The American model of agriculture is pretty much what people mean when they talk about the Green Revolution: high-yielding crop varieties, planted in large monocultures, bathed in the nurturing flow of petrochemicals, often supported by government subsidy, designed to offer low-priced food in sufficient quantity to feed billions. Despite its friendly moniker, many environmentalists and development activists around the planet have grown to despair about everything the Green Revolution stands for. Like Pretty, they propose a lowercase greener counterrevolution: endlessly diverse, employing the insights of ecology instead of the brute force of chemistry, designed to feed people but also keep them on the land. And they have some allies even in the rich countries – that’s who fills the stalls at the farmers’ markets blooming across North America. ….

Is it possible that markets, at least for food, may work better when they’re smaller and more isolated?

The next few decades may be about answering that question. It’s already been engaged in Europe, where people are really debating subsidies for small farmers, and whether or not they want the next, genetically modified, stage of the Green Revolution, and how much it’s worth paying for Slow Food. It’s been engaged in parts of the Third World, where in India peasants threw out the country’s most aggressive free-marketeers in the last election, sensing that the shape of their lives was under assault.

Not everyone is happy with the set of possibilities that the multinational corporate world provides. People are beginning to feel around for other choices. The world isn’t going to look like Cuba – Cuba won’t look like Cuba once Cubans have some say in the matter. But it may not necessarily look like Nebraska either. “The choices are about values”, Pretty said. Which is true, at least for us, at least for the moment. And when the choices are about values, we generally pick the easiest and cheapest way, the one that requires thinking the least. Inertia is our value above all others. Inertia was the one option the Cubans didn’t have; they needed that meal a day back, and given that Castro was unwilling to let loose the reins, they had a limited number of choices about how to get it.

“In some ways the special period was a gift to us”, said Funes, the forage expert, the guy who lost twenty pounds, the guy who went from thinking about White Udder to thinking about oxen teams. “It made it easier because we had no choice. Or we did, but the choice was will we cry or will we work. There was a strong desire to lie down and cry, but we decided to do things instead.”

Bill McKibben, a scholar-in-residence at Middlebury College, is the author of many books, including The End of Nature (Random House, 1989) and Wandering Home: A Long Walk Across America’s Most Hopeful Landscape, Vermont’s Champlain Valley and New York’s Adirondacks (Crown, 2005). His last article for Harper’s Magazine, “Small World”, appeared in the December 2003 issue.

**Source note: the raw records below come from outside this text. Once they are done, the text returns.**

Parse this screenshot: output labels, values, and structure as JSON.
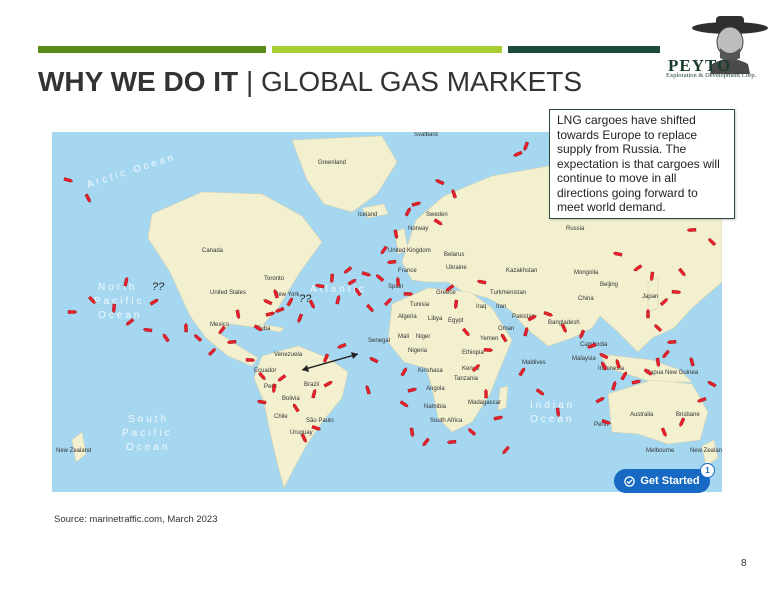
{
  "header": {
    "title_bold": "WHY WE DO IT",
    "title_separator": "|",
    "title_rest": "GLOBAL GAS MARKETS",
    "bar_colors": [
      "#5a8a1a",
      "#a8cd32",
      "#1f4a3e"
    ]
  },
  "logo": {
    "name": "PEYTO",
    "subtitle": "Exploration & Development Corp."
  },
  "callout": {
    "text": "LNG cargoes have shifted towards Europe to replace supply from Russia. The expectation is that cargoes will continue to move in all directions going forward to meet world demand."
  },
  "map": {
    "ocean_color": "#a6d7f0",
    "land_color": "#f3f0d0",
    "ship_color": "#e8202a",
    "question_mark": "??",
    "ocean_labels": {
      "arctic": "Arctic Ocean",
      "north_pacific": [
        "North",
        "Pacific",
        "Ocean"
      ],
      "south_pacific": [
        "South",
        "Pacific",
        "Ocean"
      ],
      "north_atlantic": "Atlantic",
      "indian": [
        "Indian",
        "Ocean"
      ]
    },
    "places": [
      "Svalbard",
      "Greenland",
      "Iceland",
      "Sweden",
      "Norway",
      "United Kingdom",
      "France",
      "Spain",
      "Belarus",
      "Ukraine",
      "Greece",
      "Tunisia",
      "Algeria",
      "Libya",
      "Egypt",
      "Mali",
      "Niger",
      "Senegal",
      "Nigeria",
      "Ethiopia",
      "Kenya",
      "Tanzania",
      "Kinshasa",
      "Angola",
      "Namibia",
      "Madagascar",
      "South Africa",
      "Kazakhstan",
      "Turkmenistan",
      "Iran",
      "Iraq",
      "Pakistan",
      "Oman",
      "Yemen",
      "Bangladesh",
      "Mongolia",
      "China",
      "Beijing",
      "Japan",
      "Cambodia",
      "Malaysia",
      "Indonesia",
      "Papua New Guinea",
      "Australia",
      "Brisbane",
      "Perth",
      "Melbourne",
      "New Zealand",
      "Canada",
      "United States",
      "Toronto",
      "New York",
      "Mexico",
      "Cuba",
      "Venezuela",
      "Ecuador",
      "Peru",
      "Brazil",
      "Bolivia",
      "Chile",
      "São Paulo",
      "Uruguay",
      "Maldives",
      "Russia"
    ]
  },
  "get_started": {
    "label": "Get Started",
    "badge": "1"
  },
  "footer": {
    "source": "Source: marinetraffic.com, March 2023",
    "page_number": "8"
  }
}
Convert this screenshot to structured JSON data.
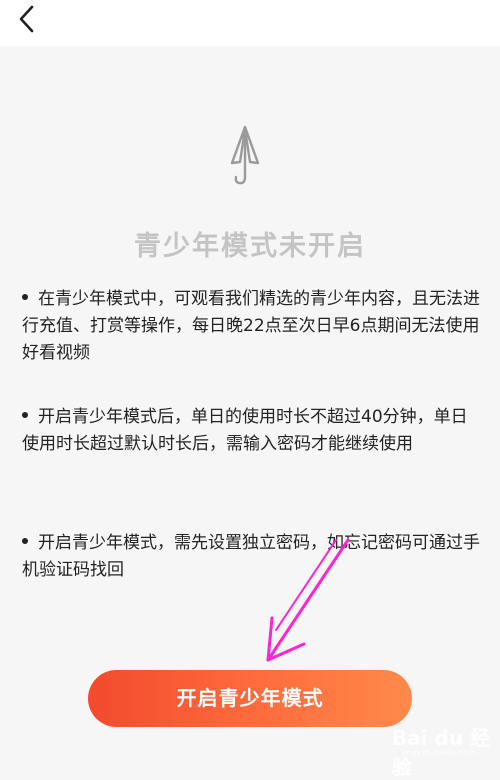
{
  "header": {
    "back_icon": "chevron-left-icon"
  },
  "status": {
    "icon": "umbrella-icon",
    "title": "青少年模式未开启"
  },
  "info": {
    "items": [
      "在青少年模式中，可观看我们精选的青少年内容，且无法进行充值、打赏等操作，每日晚22点至次日早6点期间无法使用好看视频",
      "开启青少年模式后，单日的使用时长不超过40分钟，单日使用时长超过默认时长后，需输入密码才能继续使用",
      "开启青少年模式，需先设置独立密码，如忘记密码可通过手机验证码找回"
    ]
  },
  "action": {
    "start_label": "开启青少年模式"
  },
  "watermark": {
    "brand": "Bai du 经验",
    "url": "jingyan.baidu.com"
  },
  "colors": {
    "button_start": "#f24a2e",
    "button_end": "#ff8a4a",
    "title_gray": "#c4c4c4",
    "annotation_arrow": "#ff22d6"
  }
}
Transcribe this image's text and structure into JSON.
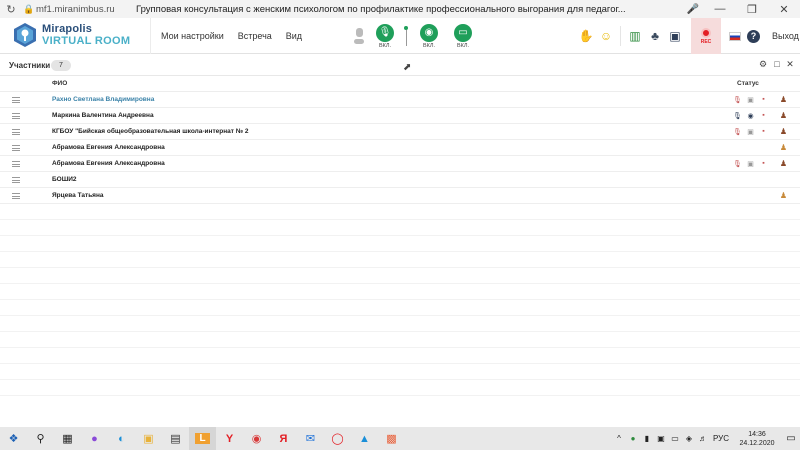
{
  "browser": {
    "url": "mf1.miranimbus.ru",
    "tab_title": "Групповая консультация с женским психологом по профилактике профессионального выгорания для педагог..."
  },
  "app": {
    "brand_line1": "Mirapolis",
    "brand_line2": "VIRTUAL ROOM",
    "menu": [
      "Мои настройки",
      "Встреча",
      "Вид"
    ],
    "media": {
      "mic_caption": "ВКЛ.",
      "camera_caption": "ВКЛ.",
      "screen_caption": "ВКЛ."
    },
    "rec_caption": "REC",
    "logout": "Выход",
    "colors": {
      "accent_green": "#1f9f5a",
      "brand_blue": "#2a4f7a",
      "brand_cyan": "#4ab0c8",
      "rec_red": "#e31e24"
    }
  },
  "participants": {
    "title": "Участники",
    "count": "7",
    "col_name": "ФИО",
    "col_status": "Статус",
    "rows": [
      {
        "name": "Рахно Светлана  Владимировна"
      },
      {
        "name": "Маркина Валентина  Андреевна"
      },
      {
        "name": "КГБОУ \"Бийская общеобразовательная школа-интернат № 2"
      },
      {
        "name": "Абрамова  Евгения  Александровна"
      },
      {
        "name": "Абрамова  Евгения  Александровна"
      },
      {
        "name": "БОШИ2"
      },
      {
        "name": "Ярцева Татьяна"
      }
    ]
  },
  "taskbar": {
    "language": "РУС",
    "time": "14:36",
    "date": "24.12.2020"
  }
}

Bill McKibben

Bill McKibben is the author of a dozen books about the environment, including The End of Nature (1989), the first book for a general audience on climate change, and Eaarth: Making a Life on a Tough New Planet (2010). He is a founder of the grassroots climate campaign, which has coordinated 15,000 rallies in 189 countries since 2009. He is a frequent contributor to various publications including The New York Times Magazine, The Atlantic Monthly, Rolling Stone, and Outside. He is also a board member and contributor to Grist Magazine. A scholar-in-residence at Middlebury College, Bill holds honorary degrees from a dozen colleges. In 2011 he was elected a fellow of the American Academy of Arts and Sciences.

Tags: Food